In 2 Thessalonians 1.4, Paul speaks of the “patience and faith” of the Thessalonians. Nowhere was their growth in faith and love more evident than in the way they patiently and faithfully endured hostilities and suffering from the enemies of Christ. Although there was no need to speak, since the Thessalonians’ lives spoke clearly enough (1 Thess. 1.8), Paul’s joy before the Lord over their perseverance bubbled up.
Having a right attitude toward suffering (v. 5) is essential, and that required attitude is concern for the kingdom of God. They were not self-centered but concentrated on God’s kingdom. Their focus was not on personal comfort, fulfillment, and happiness, but on the glory of God and the fulfillment of His purposes. They were not moaning about the injustice of their persecutions. Rather, they were patiently enduring the sufferings they did not deserve (v. 4). This very attitude was “manifest evidence” or positive proof that God’s wise process of purging, purifying, and perfecting through suffering was working to make His beloved people worthy of the kingdom (2.12) by being perfected (James 1.2–4; 1 Pet. 5.10).
For believers, afflictions are to be expected (1 Thess. 3.3) as they live and develop Christian character in a satanic world.

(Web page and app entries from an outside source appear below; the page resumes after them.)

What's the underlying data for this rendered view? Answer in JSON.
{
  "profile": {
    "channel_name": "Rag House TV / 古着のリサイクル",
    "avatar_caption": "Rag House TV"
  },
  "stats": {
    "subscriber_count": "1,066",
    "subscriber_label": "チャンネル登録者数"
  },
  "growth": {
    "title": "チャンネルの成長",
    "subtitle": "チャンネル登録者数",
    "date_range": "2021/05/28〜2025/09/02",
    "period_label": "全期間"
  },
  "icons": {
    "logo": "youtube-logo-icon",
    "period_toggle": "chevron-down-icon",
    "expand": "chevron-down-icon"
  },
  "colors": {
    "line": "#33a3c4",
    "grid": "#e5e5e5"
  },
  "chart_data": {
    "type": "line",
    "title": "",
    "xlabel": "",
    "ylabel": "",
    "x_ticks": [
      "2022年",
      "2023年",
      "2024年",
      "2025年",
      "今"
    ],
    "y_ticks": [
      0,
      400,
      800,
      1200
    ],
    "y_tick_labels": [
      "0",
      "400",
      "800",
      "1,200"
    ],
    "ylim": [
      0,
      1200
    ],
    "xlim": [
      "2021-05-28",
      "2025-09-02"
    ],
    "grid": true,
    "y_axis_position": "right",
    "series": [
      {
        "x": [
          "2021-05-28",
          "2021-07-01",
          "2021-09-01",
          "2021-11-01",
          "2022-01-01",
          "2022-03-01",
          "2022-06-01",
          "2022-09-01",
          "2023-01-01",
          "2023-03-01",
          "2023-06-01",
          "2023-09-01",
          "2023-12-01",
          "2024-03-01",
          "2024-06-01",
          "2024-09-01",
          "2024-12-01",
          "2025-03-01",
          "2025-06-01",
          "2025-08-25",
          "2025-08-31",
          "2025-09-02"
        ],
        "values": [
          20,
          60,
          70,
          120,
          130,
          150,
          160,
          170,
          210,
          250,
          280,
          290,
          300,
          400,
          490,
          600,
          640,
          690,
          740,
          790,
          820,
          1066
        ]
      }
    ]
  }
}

Suffering is not to be thought of as evidence that God has forsaken them, but as evidence that He is with them, perfecting them (Matt. 5.10; Rom. 8.18; 2 Cor. 12.10). So the Thessalonians demonstrated that their salvation, determined by faith alone in the Lord Jesus Christ, was genuine because they, like Christ, were willing to suffer on account of God and His kingdom. They suffered unjustly as objects of man’s wrath against Christ and His kingdom (Acts 5.41; Phil. 3.10; Col. 1.24).